# Material for the task
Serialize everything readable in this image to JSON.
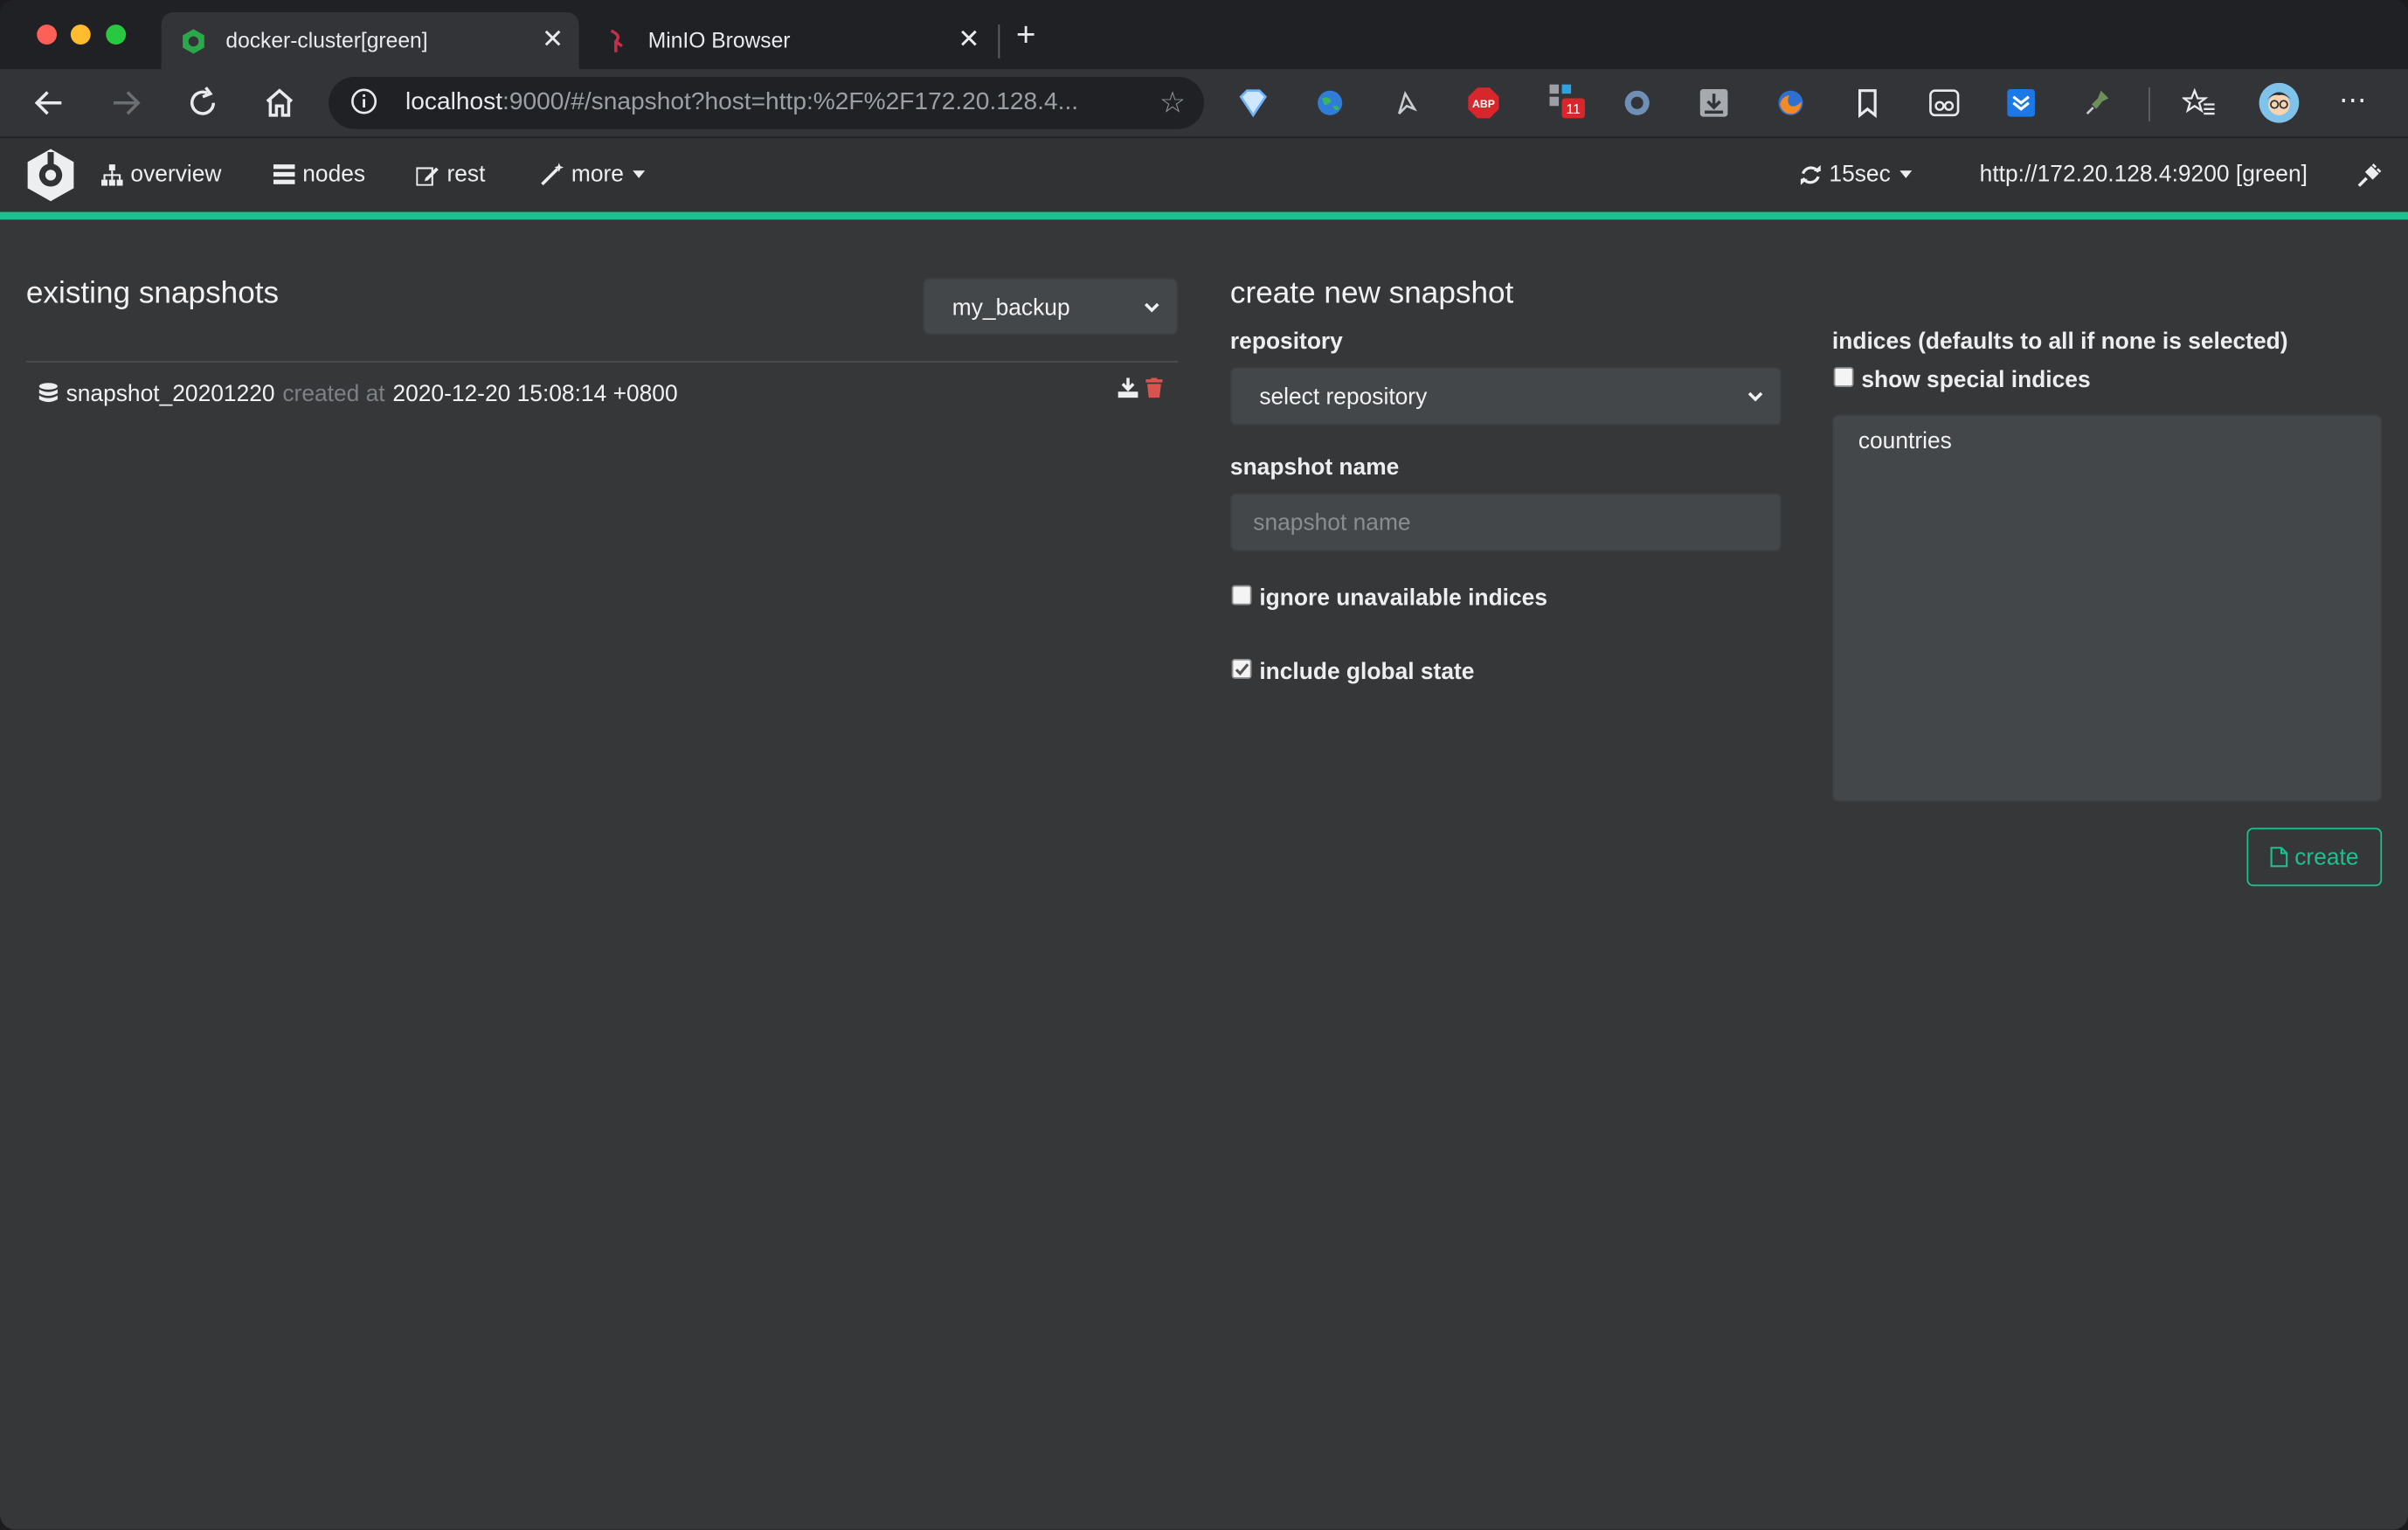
{
  "browser": {
    "tabs": [
      {
        "title": "docker-cluster[green]",
        "active": true,
        "favicon": "cerebro-favicon-icon"
      },
      {
        "title": "MinIO Browser",
        "active": false,
        "favicon": "minio-favicon-icon"
      }
    ],
    "url_host": "localhost",
    "url_rest": ":9000/#/snapshot?host=http:%2F%2F172.20.128.4...",
    "extension_badge": "11",
    "abp_label": "ABP"
  },
  "navbar": {
    "overview": "overview",
    "nodes": "nodes",
    "rest": "rest",
    "more": "more",
    "refresh": "15sec",
    "cluster": "http://172.20.128.4:9200 [green]"
  },
  "existing": {
    "title": "existing snapshots",
    "repository_selected": "my_backup",
    "snapshots": [
      {
        "name": "snapshot_20201220",
        "created_label": "created at",
        "created": "2020-12-20 15:08:14 +0800"
      }
    ]
  },
  "create": {
    "title": "create new snapshot",
    "repository_label": "repository",
    "repository_placeholder": "select repository",
    "snapshot_name_label": "snapshot name",
    "snapshot_name_placeholder": "snapshot name",
    "ignore_unavailable_label": "ignore unavailable indices",
    "ignore_unavailable_checked": false,
    "include_global_label": "include global state",
    "include_global_checked": true,
    "indices_label": "indices (defaults to all if none is selected)",
    "show_special_label": "show special indices",
    "show_special_checked": false,
    "indices": [
      "countries"
    ],
    "create_button": "create"
  },
  "colors": {
    "accent": "#1fbf8f",
    "background": "#353739",
    "delete": "#d9534f"
  }
}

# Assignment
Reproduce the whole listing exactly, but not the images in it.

# Result for this task
Serialize everything readable in this image to JSON.
{
  "browser": {
    "tabs": [
      {
        "title": "docker-cluster[green]",
        "active": true,
        "favicon": "cerebro-favicon-icon"
      },
      {
        "title": "MinIO Browser",
        "active": false,
        "favicon": "minio-favicon-icon"
      }
    ],
    "url_host": "localhost",
    "url_rest": ":9000/#/snapshot?host=http:%2F%2F172.20.128.4...",
    "extension_badge": "11",
    "abp_label": "ABP"
  },
  "navbar": {
    "overview": "overview",
    "nodes": "nodes",
    "rest": "rest",
    "more": "more",
    "refresh": "15sec",
    "cluster": "http://172.20.128.4:9200 [green]"
  },
  "existing": {
    "title": "existing snapshots",
    "repository_selected": "my_backup",
    "snapshots": [
      {
        "name": "snapshot_20201220",
        "created_label": "created at",
        "created": "2020-12-20 15:08:14 +0800"
      }
    ]
  },
  "create": {
    "title": "create new snapshot",
    "repository_label": "repository",
    "repository_placeholder": "select repository",
    "snapshot_name_label": "snapshot name",
    "snapshot_name_placeholder": "snapshot name",
    "ignore_unavailable_label": "ignore unavailable indices",
    "ignore_unavailable_checked": false,
    "include_global_label": "include global state",
    "include_global_checked": true,
    "indices_label": "indices (defaults to all if none is selected)",
    "show_special_label": "show special indices",
    "show_special_checked": false,
    "indices": [
      "countries"
    ],
    "create_button": "create"
  },
  "colors": {
    "accent": "#1fbf8f",
    "background": "#353739",
    "delete": "#d9534f"
  }
}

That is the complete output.